  1. Follow Through Is Everything: Church C did everything right. I was greeted when I was a guest and the first week I received two thank you emails, a personal visit (with homemade cookies), and a hand written note from the pastor. I asked for information on the women’s ministry and the director emailed later the second week. I was struck by the effort these wonderful people put into making me feel welcome. I was told about small groups, but my choices were married, multi-gen but mostly married or widowed, or a young singles class. There were no women’s or mature singles classes. Even though they made a great effort for connection they made no provision for a single, mature (aka older) woman. You can welcome your guest all you want, but if you have not taken the time to prepare a place for them they probably will not stick.
  1. Keep the Main Thing the Main Thing: I have decided to join Church D. They are without a pastor and the women’s program is very traditional. Not exactly a resounding recommendation! However, the first week I was a guest they connected me with a women’s small group that immediately provided solid teaching, missions opportunities, and community. The women’s ministry director reached out to me and shared her heart for life transformation in the women she led. It is a church hungry to be a New Testament body of believers dedicated to the equipping and sending of their members. The many things “wrong” about the church did not matter, because they have the most important things right.
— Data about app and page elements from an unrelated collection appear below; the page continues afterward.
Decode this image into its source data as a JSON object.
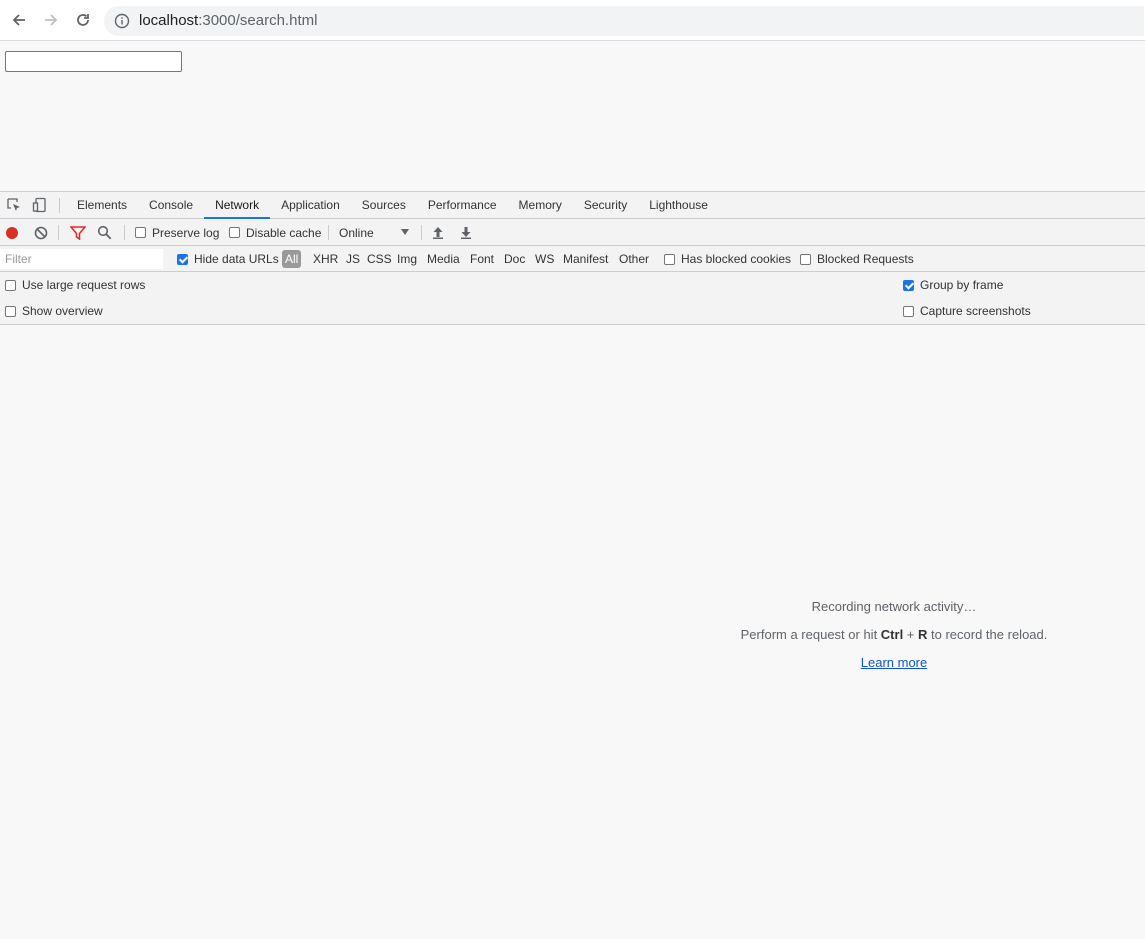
{
  "browser": {
    "url_host": "localhost",
    "url_path": ":3000/search.html"
  },
  "devtools": {
    "tabs": [
      {
        "label": "Elements"
      },
      {
        "label": "Console"
      },
      {
        "label": "Network"
      },
      {
        "label": "Application"
      },
      {
        "label": "Sources"
      },
      {
        "label": "Performance"
      },
      {
        "label": "Memory"
      },
      {
        "label": "Security"
      },
      {
        "label": "Lighthouse"
      }
    ],
    "active_tab": "Network",
    "toolbar": {
      "preserve_log": "Preserve log",
      "disable_cache": "Disable cache",
      "throttling": "Online"
    },
    "filterbar": {
      "filter_placeholder": "Filter",
      "hide_data_urls": "Hide data URLs",
      "types": [
        "All",
        "XHR",
        "JS",
        "CSS",
        "Img",
        "Media",
        "Font",
        "Doc",
        "WS",
        "Manifest",
        "Other"
      ],
      "has_blocked_cookies": "Has blocked cookies",
      "blocked_requests": "Blocked Requests"
    },
    "options": {
      "use_large_rows": "Use large request rows",
      "show_overview": "Show overview",
      "group_by_frame": "Group by frame",
      "capture_screenshots": "Capture screenshots"
    },
    "empty": {
      "recording": "Recording network activity…",
      "perform_prefix": "Perform a request or hit ",
      "key_ctrl": "Ctrl",
      "plus": " + ",
      "key_r": "R",
      "perform_suffix": " to record the reload.",
      "learn_more": "Learn more"
    }
  },
  "colors": {
    "accent": "#1a73e8",
    "record_red": "#d93025",
    "filter_red": "#d93025"
  }
}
I hope to use this experience to help me when I work with women’s ministry leaders. We have all read the many reports on how to reach millennials and to develop Titus 2 ministries. However, I think it really comes down to the basics. Preach the Word, create community, and embrace the Great Commission. How do you think that would look in a women’s program? How can we take what we know about generational differences and apply it to reaching church guests? Let me hear your thoughts and ideas!